AMES, Iowa — During Orange City’s three-day tulip festival each May, the northwest Iowa town attracts roughly 40,000 visitors, more than six times its population. People come for the blooms and parades, traditional Dutch food and musical theater. For the community, it’s an opportunity to celebrate its cultural heritage and give a boost to local businesses.
Volunteers are essential to the festival’s success, as they are for many rural celebrations across the Midwest. But not a lot of research has examined their motivations. To help fill this gap, researchers surveyed hundreds of volunteers from 12 festivals — including Orange City’s — across Iowa, Michigan and Kansas. All of the festivals were based in communities with 1,000 to 35,000 residents and centered on the arts, culture or film.
SoJung Lee led the study. The associate professor in Iowa State University’s Department of Apparel, Events and Hospitality Management researches rural and sustainable tourism, pop culture tourism and country clubs. She also directs graduate education for hospitality management and the Club Research Lab at Iowa State. Co-authors include Linda Niehm, professor and interim department chair of AESHM, whose expertise includes rural retailing and small family businesses; associate professor MiRan Kim at Michigan State University; and associate professor Jichul Jang at Kansas State University.
"Festivals have become significant drivers of economic development that benefit rural communities, but they depend on volunteers who give up their time,” says Lee. “In this study, we wanted to better understand their motivations and focused on psychological ownership. How important is it for volunteers, and how does it affect community involvement and support?”
In their paper, the researchers break psychological ownership into four parts: self-efficacy, accountability, belongingness and self-identity. Self-efficacy relates to an individual’s confidence that they can make a difference. Accountability is the likelihood that someone would speak up if something wasn’t done correctly or if the event or organization was criticized. Belongingness refers to feeling included while self-identity is the idea that someone’s success or identity is connected to the event.
On-site and online survey results from 373 participants indicate people are more likely to volunteer and support community development if they have a strong sense of psychological ownership. This is bolstered when they perceive an event as personally important and relevant, feel needed and find social connection with other volunteers and attendees.
The researchers say tapping into these values can help attract and retain volunteers in the long run. They recommend reaching out to community members before planning a festival or event to gauge interest. Once in motion, festival planners and organizers should find ways to engage volunteers, perhaps by giving them opportunities to make decisions or take on leadership roles. Organizing social events for volunteers can help them build relationships and feel appreciated, as well.

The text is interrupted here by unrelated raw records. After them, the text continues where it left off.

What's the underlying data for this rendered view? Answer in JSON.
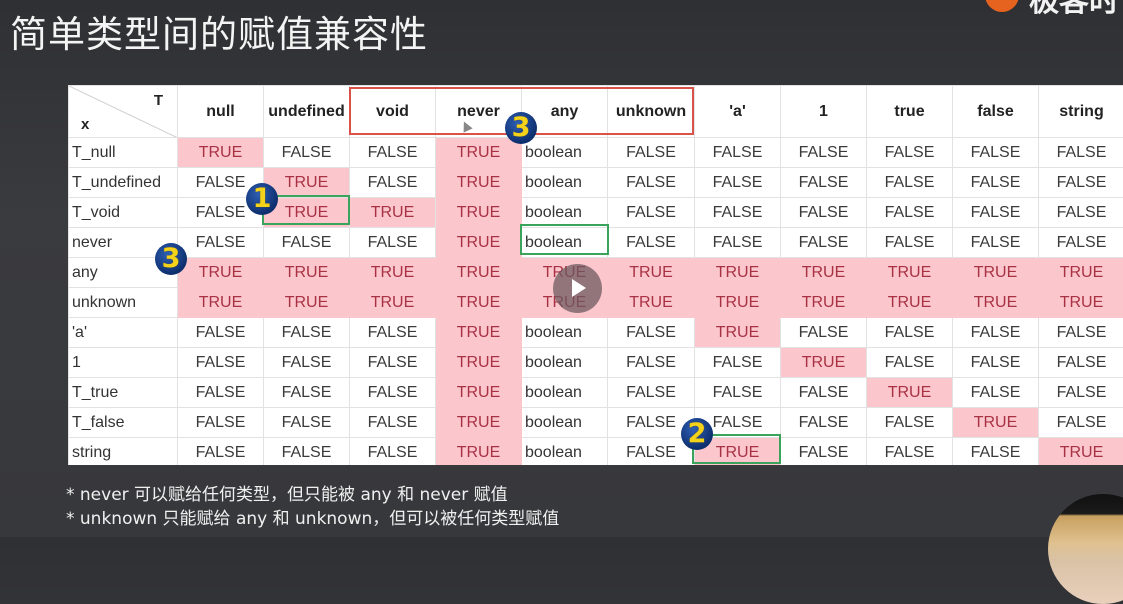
{
  "slide": {
    "title": "简单类型间的赋值兼容性",
    "logo_text": "极客时"
  },
  "table": {
    "corner": {
      "top_right": "T",
      "bottom_left": "x"
    },
    "columns": [
      "null",
      "undefined",
      "void",
      "never",
      "any",
      "unknown",
      "'a'",
      "1",
      "true",
      "false",
      "string"
    ],
    "rows": [
      {
        "label": "T_null",
        "cells": [
          "TRUE",
          "FALSE",
          "FALSE",
          "TRUE",
          "boolean",
          "FALSE",
          "FALSE",
          "FALSE",
          "FALSE",
          "FALSE",
          "FALSE"
        ]
      },
      {
        "label": "T_undefined",
        "cells": [
          "FALSE",
          "TRUE",
          "FALSE",
          "TRUE",
          "boolean",
          "FALSE",
          "FALSE",
          "FALSE",
          "FALSE",
          "FALSE",
          "FALSE"
        ]
      },
      {
        "label": "T_void",
        "cells": [
          "FALSE",
          "TRUE",
          "TRUE",
          "TRUE",
          "boolean",
          "FALSE",
          "FALSE",
          "FALSE",
          "FALSE",
          "FALSE",
          "FALSE"
        ]
      },
      {
        "label": "never",
        "cells": [
          "FALSE",
          "FALSE",
          "FALSE",
          "TRUE",
          "boolean",
          "FALSE",
          "FALSE",
          "FALSE",
          "FALSE",
          "FALSE",
          "FALSE"
        ]
      },
      {
        "label": "any",
        "cells": [
          "TRUE",
          "TRUE",
          "TRUE",
          "TRUE",
          "TRUE",
          "TRUE",
          "TRUE",
          "TRUE",
          "TRUE",
          "TRUE",
          "TRUE"
        ]
      },
      {
        "label": "unknown",
        "cells": [
          "TRUE",
          "TRUE",
          "TRUE",
          "TRUE",
          "TRUE",
          "TRUE",
          "TRUE",
          "TRUE",
          "TRUE",
          "TRUE",
          "TRUE"
        ]
      },
      {
        "label": "'a'",
        "cells": [
          "FALSE",
          "FALSE",
          "FALSE",
          "TRUE",
          "boolean",
          "FALSE",
          "TRUE",
          "FALSE",
          "FALSE",
          "FALSE",
          "FALSE"
        ]
      },
      {
        "label": "1",
        "cells": [
          "FALSE",
          "FALSE",
          "FALSE",
          "TRUE",
          "boolean",
          "FALSE",
          "FALSE",
          "TRUE",
          "FALSE",
          "FALSE",
          "FALSE"
        ]
      },
      {
        "label": "T_true",
        "cells": [
          "FALSE",
          "FALSE",
          "FALSE",
          "TRUE",
          "boolean",
          "FALSE",
          "FALSE",
          "FALSE",
          "TRUE",
          "FALSE",
          "FALSE"
        ]
      },
      {
        "label": "T_false",
        "cells": [
          "FALSE",
          "FALSE",
          "FALSE",
          "TRUE",
          "boolean",
          "FALSE",
          "FALSE",
          "FALSE",
          "FALSE",
          "TRUE",
          "FALSE"
        ]
      },
      {
        "label": "string",
        "cells": [
          "FALSE",
          "FALSE",
          "FALSE",
          "TRUE",
          "boolean",
          "FALSE",
          "TRUE",
          "FALSE",
          "FALSE",
          "FALSE",
          "TRUE"
        ]
      }
    ],
    "highlight_colors": {
      "true_bg": "#fbc6cc",
      "true_text": "#a83244",
      "box_red": "#d9534a",
      "box_green": "#3aa35c"
    }
  },
  "annotations": {
    "badges": [
      "1",
      "2",
      "3",
      "3"
    ]
  },
  "notes": [
    "* never 可以赋给任何类型，但只能被 any 和 never 赋值",
    "* unknown 只能赋给 any 和 unknown，但可以被任何类型赋值"
  ]
}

In addition to analyzing motivations, the researchers looked at demographic data provided by the survey participants and how much they volunteered:

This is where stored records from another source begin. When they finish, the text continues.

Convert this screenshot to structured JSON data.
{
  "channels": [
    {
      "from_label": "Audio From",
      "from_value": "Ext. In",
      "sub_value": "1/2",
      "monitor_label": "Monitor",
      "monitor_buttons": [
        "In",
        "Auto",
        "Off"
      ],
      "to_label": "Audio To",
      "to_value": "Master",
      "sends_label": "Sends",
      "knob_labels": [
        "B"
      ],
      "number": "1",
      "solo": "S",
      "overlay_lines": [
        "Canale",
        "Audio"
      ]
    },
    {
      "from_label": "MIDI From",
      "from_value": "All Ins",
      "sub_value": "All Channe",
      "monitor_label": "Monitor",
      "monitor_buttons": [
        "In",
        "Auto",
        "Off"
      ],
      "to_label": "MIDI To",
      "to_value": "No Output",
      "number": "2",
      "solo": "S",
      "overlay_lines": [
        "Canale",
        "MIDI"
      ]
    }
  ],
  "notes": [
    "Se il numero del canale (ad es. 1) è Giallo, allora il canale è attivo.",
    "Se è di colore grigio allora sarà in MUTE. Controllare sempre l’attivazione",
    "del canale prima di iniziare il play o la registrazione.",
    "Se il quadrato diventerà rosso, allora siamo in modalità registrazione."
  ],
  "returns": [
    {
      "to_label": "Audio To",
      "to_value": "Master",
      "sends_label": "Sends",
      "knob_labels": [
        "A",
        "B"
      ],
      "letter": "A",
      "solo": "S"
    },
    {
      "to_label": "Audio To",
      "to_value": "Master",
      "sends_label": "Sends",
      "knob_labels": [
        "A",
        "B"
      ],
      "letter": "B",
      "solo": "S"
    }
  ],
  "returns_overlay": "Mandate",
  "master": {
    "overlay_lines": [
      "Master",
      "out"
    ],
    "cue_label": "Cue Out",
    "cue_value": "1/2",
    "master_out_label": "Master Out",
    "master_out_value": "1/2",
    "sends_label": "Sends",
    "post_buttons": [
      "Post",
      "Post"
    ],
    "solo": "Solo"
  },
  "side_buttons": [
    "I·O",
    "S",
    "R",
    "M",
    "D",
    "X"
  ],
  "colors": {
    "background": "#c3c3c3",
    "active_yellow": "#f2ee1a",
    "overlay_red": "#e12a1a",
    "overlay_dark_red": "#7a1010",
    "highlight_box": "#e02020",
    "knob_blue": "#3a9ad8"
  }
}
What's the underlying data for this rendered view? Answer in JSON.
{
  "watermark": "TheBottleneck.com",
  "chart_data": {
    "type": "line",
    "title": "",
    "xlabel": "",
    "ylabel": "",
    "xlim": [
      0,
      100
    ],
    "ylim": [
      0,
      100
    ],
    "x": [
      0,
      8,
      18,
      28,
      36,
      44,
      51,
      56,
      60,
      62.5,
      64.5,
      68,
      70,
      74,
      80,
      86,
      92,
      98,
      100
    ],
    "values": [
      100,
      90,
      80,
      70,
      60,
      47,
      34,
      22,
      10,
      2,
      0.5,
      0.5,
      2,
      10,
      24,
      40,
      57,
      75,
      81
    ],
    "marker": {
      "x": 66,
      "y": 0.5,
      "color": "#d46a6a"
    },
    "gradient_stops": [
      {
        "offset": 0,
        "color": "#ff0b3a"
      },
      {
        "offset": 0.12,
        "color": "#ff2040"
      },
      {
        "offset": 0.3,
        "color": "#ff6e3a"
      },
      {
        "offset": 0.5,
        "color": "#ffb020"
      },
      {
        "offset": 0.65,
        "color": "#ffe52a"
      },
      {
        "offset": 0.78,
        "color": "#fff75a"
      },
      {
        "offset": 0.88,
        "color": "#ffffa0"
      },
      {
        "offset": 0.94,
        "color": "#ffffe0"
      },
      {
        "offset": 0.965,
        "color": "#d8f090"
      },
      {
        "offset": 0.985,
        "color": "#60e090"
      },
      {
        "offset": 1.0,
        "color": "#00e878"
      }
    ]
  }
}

- 82% of the volunteers were local residents
- 75% were women
- 80% were over 40 years old; 58 was the average age
- 55% were employed; 40% were retired; 5% were unemployed or full-time students

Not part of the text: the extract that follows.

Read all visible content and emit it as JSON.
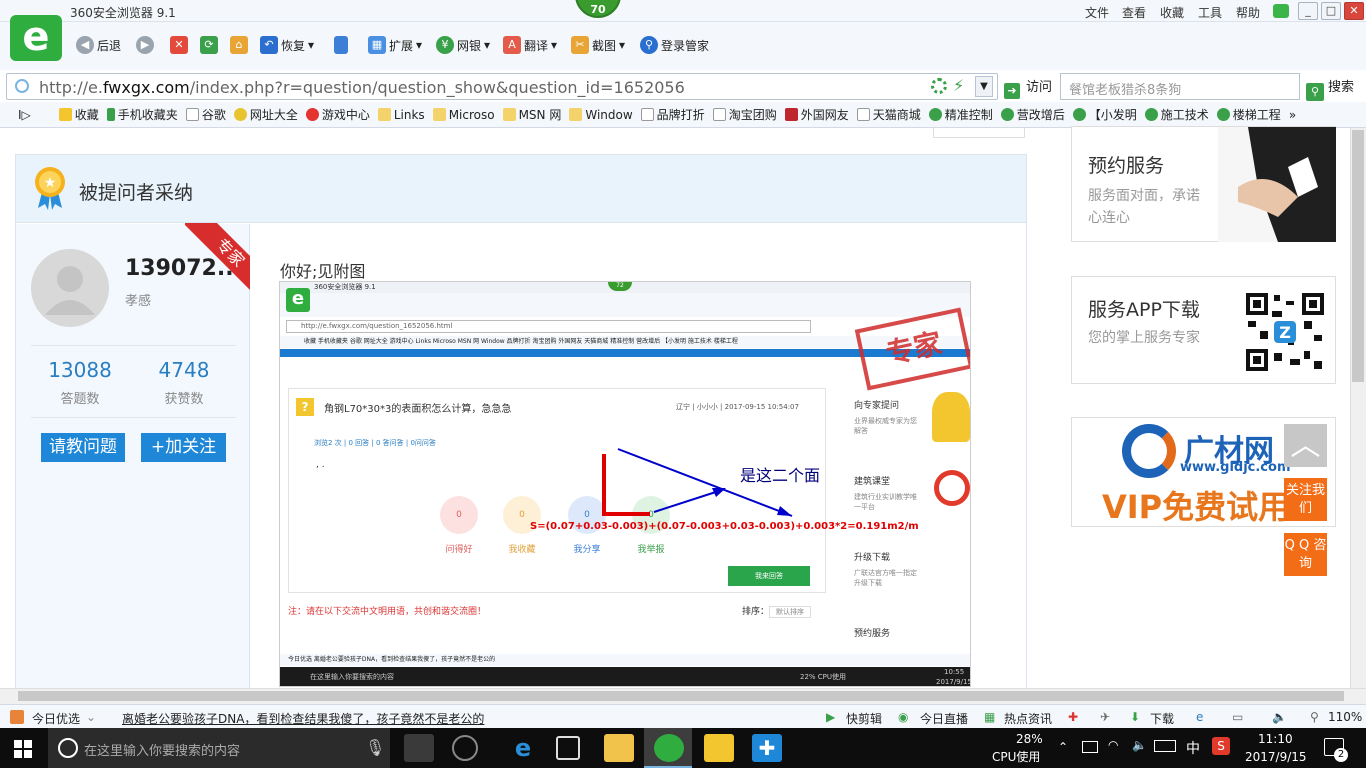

- 53% volunteered between one to four hours per day at the festival; the rest volunteered five or more hours per day
- 45% of people volunteered at the festival between one and five years; 22% had volunteered between six and ten years; 33% had volunteered for 11 or more years
- More than 90% had some college or higher education degrees
- Average household income was $75,000
The researchers say the high percentage of women and average age align with other studies about rural volunteerism and community engagement.
In the paper, they emphasize their findings offer “practical implications [that] will be useful to not only festival organizers but also economic and community developers, Extension program specialists, business consultants, and others who provide support to rural towns and their residents.”
“As we visited these festivals, we could really see that they brought out a lot of community pride and economic support. Often, generations of families came back for these events. These festivals can add a lot to communities, including the optimism and mindset of the people who live there,” says Niehm.
“Volunteers are direct resources to communities. Taking care of them by providing enough breaks and food, being open to their input, showing appreciation and fostering social connections can have larger ripple effects on community development and growth,” adds Lee.
The co-authors say future research could explore trends by surveying volunteers at the same festivals over a long period of time. Different settings, urban vs. rural, and other factors, like the size of the event and cultural background, could be studied as well.
Funding for this study came from the North Central Regional Center for Rural Development.
Rural festivals that participated:
- Adel Sweet Corn Festival, IA
- Celebrate Freedom in Wamego, KS
- Clay County Fair, IA
- Columbus Day Festival, KS
- Great Akron Scarecrow Festival, IA
- Orange City Tulip Festival, IA
- Kalona Fall Festival, IA
- Marshalltown Art Festival, IA
- Mount Vernon-Lisbon Community, IA
- Traverses City Film Festival, MI
- Tulip Time Festival, MI
- Wamego Tulip Festival, KS